After Tholomyès had left, Fantine continued to put everything she could into Cosette. She had chose to leave her with the Thénardiers (which was a poor choice, although she hadn’t seen them as they truly are) and went on to find a job in Montreuil-sur-Mer. The Thénardiers go on to repeatedly drain Fantine’s resources of every sou[ii] she owns, fabricating lies of Cosette’s sickness and need of new clothes. Fantine ends up losing her one job in the village. This forces her to sell all her worldly possessions, including her hair and teeth. She eventually turns to prostitution in despair, all in the name of her daughter. She became a saint through martyrdom.

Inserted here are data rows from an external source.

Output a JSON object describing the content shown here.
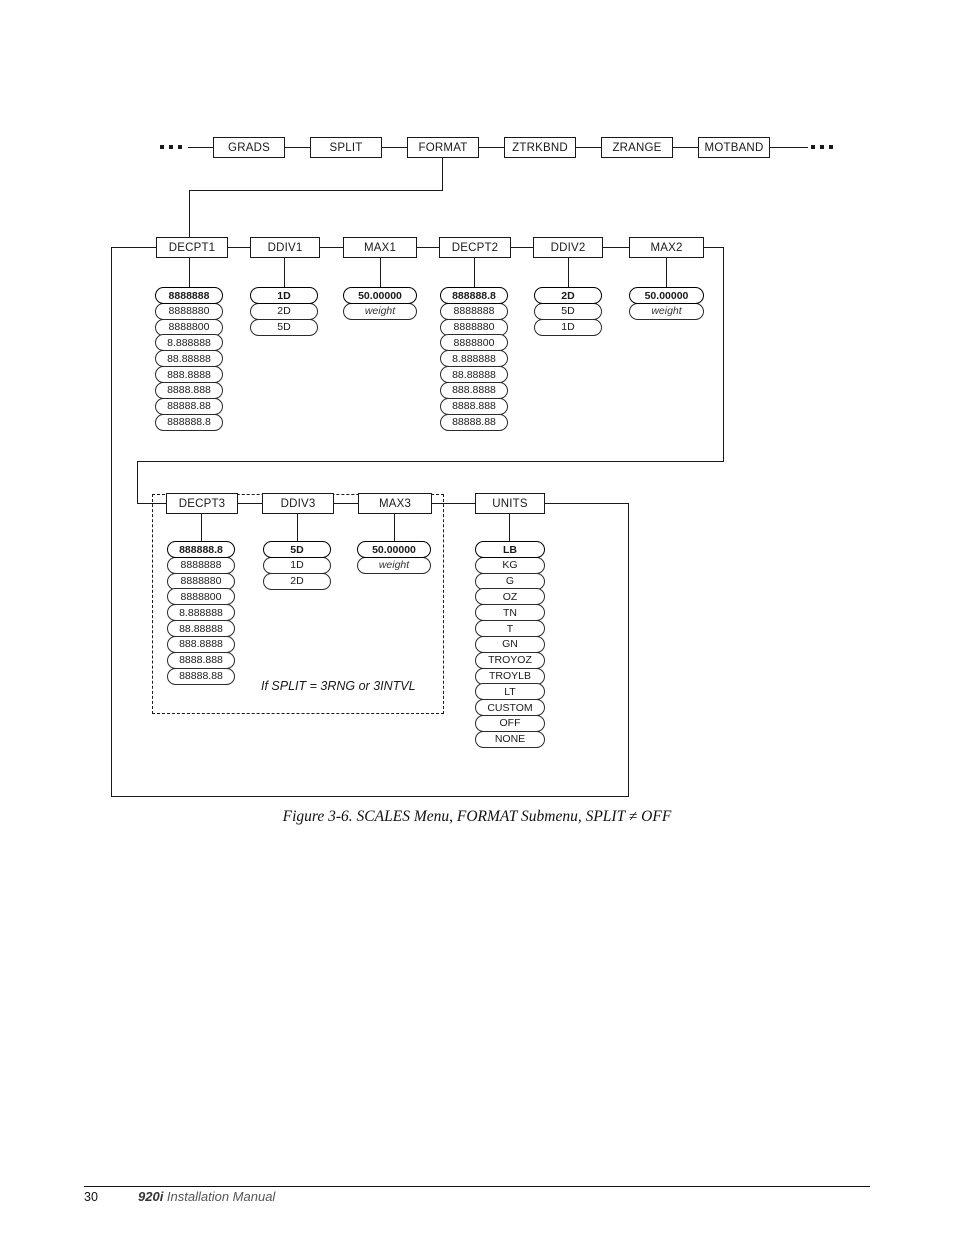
{
  "figure": {
    "caption": "Figure 3-6. SCALES Menu, FORMAT Submenu, SPLIT ≠ OFF",
    "note": "If SPLIT = 3RNG or 3INTVL",
    "ellipsis_left": "...",
    "ellipsis_right": "..."
  },
  "top_row": {
    "items": [
      {
        "label": "GRADS"
      },
      {
        "label": "SPLIT"
      },
      {
        "label": "FORMAT"
      },
      {
        "label": "ZTRKBND"
      },
      {
        "label": "ZRANGE"
      },
      {
        "label": "MOTBAND"
      }
    ]
  },
  "row2": {
    "columns": [
      {
        "label": "DECPT1",
        "values": [
          "8888888",
          "8888880",
          "8888800",
          "8.888888",
          "88.88888",
          "888.8888",
          "8888.888",
          "88888.88",
          "888888.8"
        ]
      },
      {
        "label": "DDIV1",
        "values": [
          "1D",
          "2D",
          "5D"
        ]
      },
      {
        "label": "MAX1",
        "values": [
          "50.00000",
          "weight"
        ]
      },
      {
        "label": "DECPT2",
        "values": [
          "888888.8",
          "8888888",
          "8888880",
          "8888800",
          "8.888888",
          "88.88888",
          "888.8888",
          "8888.888",
          "88888.88"
        ]
      },
      {
        "label": "DDIV2",
        "values": [
          "2D",
          "5D",
          "1D"
        ]
      },
      {
        "label": "MAX2",
        "values": [
          "50.00000",
          "weight"
        ]
      }
    ]
  },
  "row3": {
    "columns": [
      {
        "label": "DECPT3",
        "values": [
          "888888.8",
          "8888888",
          "8888880",
          "8888800",
          "8.888888",
          "88.88888",
          "888.8888",
          "8888.888",
          "88888.88"
        ]
      },
      {
        "label": "DDIV3",
        "values": [
          "5D",
          "1D",
          "2D"
        ]
      },
      {
        "label": "MAX3",
        "values": [
          "50.00000",
          "weight"
        ]
      },
      {
        "label": "UNITS",
        "values": [
          "LB",
          "KG",
          "G",
          "OZ",
          "TN",
          "T",
          "GN",
          "TROYOZ",
          "TROYLB",
          "LT",
          "CUSTOM",
          "OFF",
          "NONE"
        ]
      }
    ]
  },
  "footer": {
    "page_number": "30",
    "manual_bold": "920i",
    "manual_rest": " Installation Manual"
  }
}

As Fantine hits rock bottom, the torch of responsibility is passed on to Jean Valjean – or “Monsieur Madeline”, his assumed identity at the time – after he had saved her from imprisonment and learned of Fantine’s problem with Cosette and the Thénardiers. He begins to take care of Fantine, believing it to be his responsibility after her losing the job at his factory. He also sends money to the Thénardiers, paying Fantine’s debts and adding extra, trying to get Cosette sent to Montreuil-sur-Mer. At the same time, Jean Valjean is faced with the fact that someone is accused of being him, and may face a life of hard labor for Valjean’s own unsettled criminal record. His thoughts go from one possibility to the other. If he speaks out and admits who he is, everyone who works under him, as well as Fantine, will lose the livelihood they may have. On the other hand, he risks spiritual damnation in silence. His obligation towards all his citizens again shows his sense of responsibility for others.

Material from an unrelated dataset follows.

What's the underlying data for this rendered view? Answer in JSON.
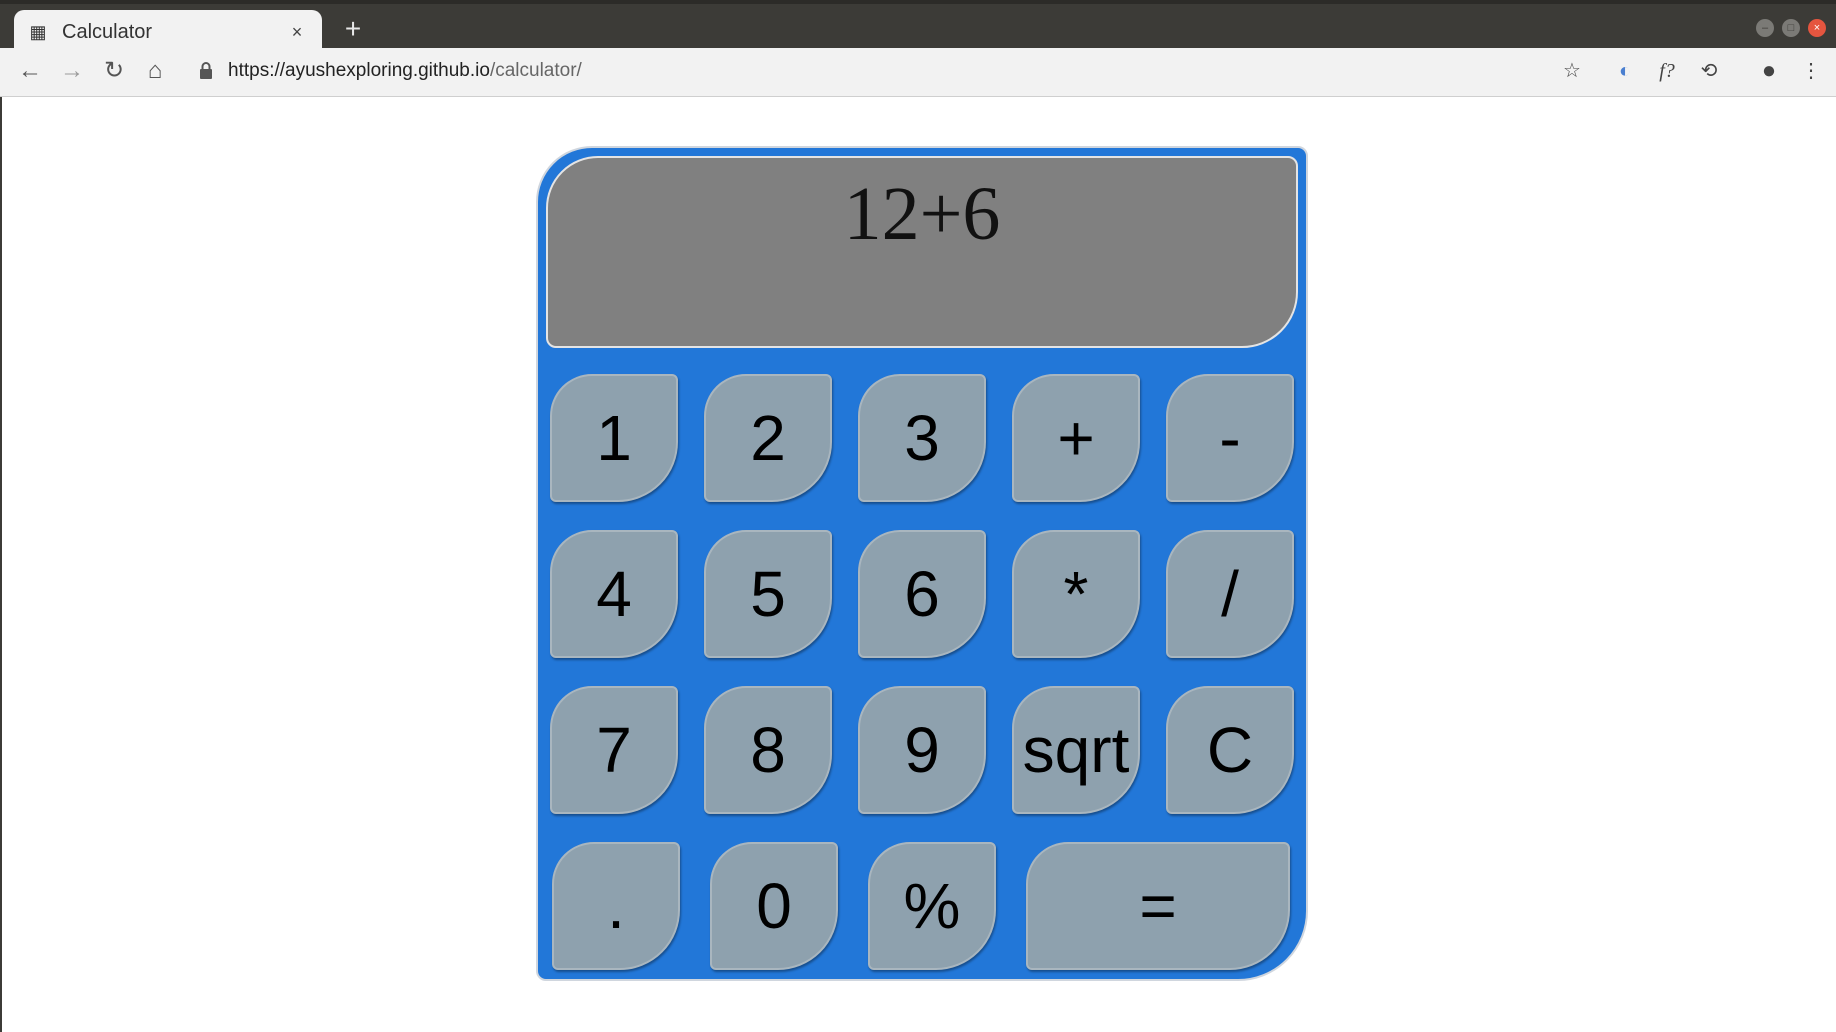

Jean Valjean continues to anxiously await the Thénardiers acceptance to send Cosette. After admitting publically to his background, he rushes back to Montreuil-sur-Mer to see Fantine, who is in poor condition. He plans to go to Montfermeil for to get Cosette himself in hopes he can get her there before Fantine inevitably passes, bringing a note signed by Fantine. Before he can go, Javert comes to capture him, having been doggedly chasing Javert for years. Fantine dies of shock after Javert barges into her room, intending to arrest Valjean.

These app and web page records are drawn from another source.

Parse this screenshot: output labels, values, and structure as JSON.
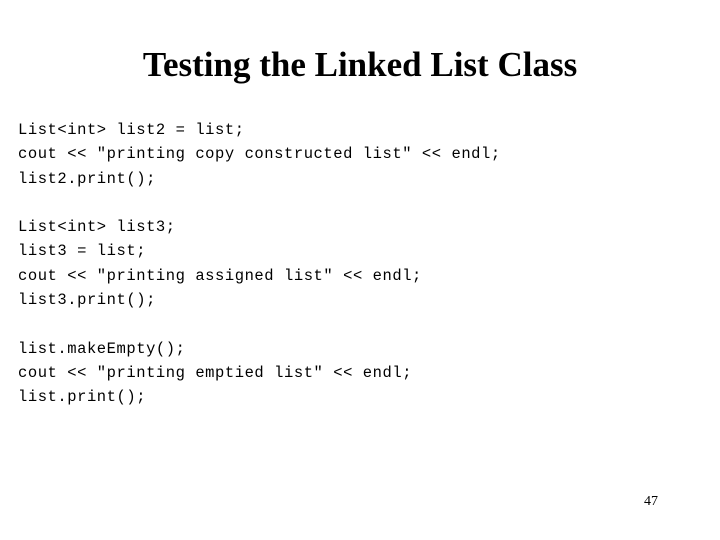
{
  "slide": {
    "title": "Testing the Linked List Class",
    "page_number": "47",
    "background_color": "#ffffff",
    "text_color": "#000000",
    "code_blocks": [
      {
        "lines": [
          "List<int> list2 = list;",
          "cout << \"printing copy constructed list\" << endl;",
          "list2.print();"
        ]
      },
      {
        "lines": [
          "List<int> list3;",
          "list3 = list;",
          "cout << \"printing assigned list\" << endl;",
          "list3.print();"
        ]
      },
      {
        "lines": [
          "list.makeEmpty();",
          "cout << \"printing emptied list\" << endl;",
          "list.print();"
        ]
      }
    ]
  }
}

Jean Valjean manages to escape Javert’s grasp once again, and takes off toward Montfermeil. He first finds Cosette alone in the woods, and follows her to the Thénardier establishment, where he sees just how poorly they treat Cosette. He inquires about her to Thénardier multiple times before paying the man 1,500 francs to take Cosette the next day. He leaves with her that Christmas morning on his way to Paris. He is pursued by Thénardier, who intends to swindle more money from Valjean. He agrees with Thénardiers claim that he couldn’t give her up without consent of Fantine. Valjean hands Thénardier the note and leaves to bring Cosette a happier life. Throughout the rest of their time together, Valjean, in a sense, becomes Cosette’s true father, even being referred to as “Papa”.
Through just this portion of the book, revolving around the adolescence of Cosette, Hugo provides a stark contrast between Cosette’s biological father and the Thénardiers, who both had a blatant disregard towards a small child and her well-being, and Fantine and Valjean, the martyr of a mother and the “adoptive father” of Cosette. Hugo’s ability to both compare and contrast these responsibilities to the child, a small part in their social structure, is amiable and fantastic.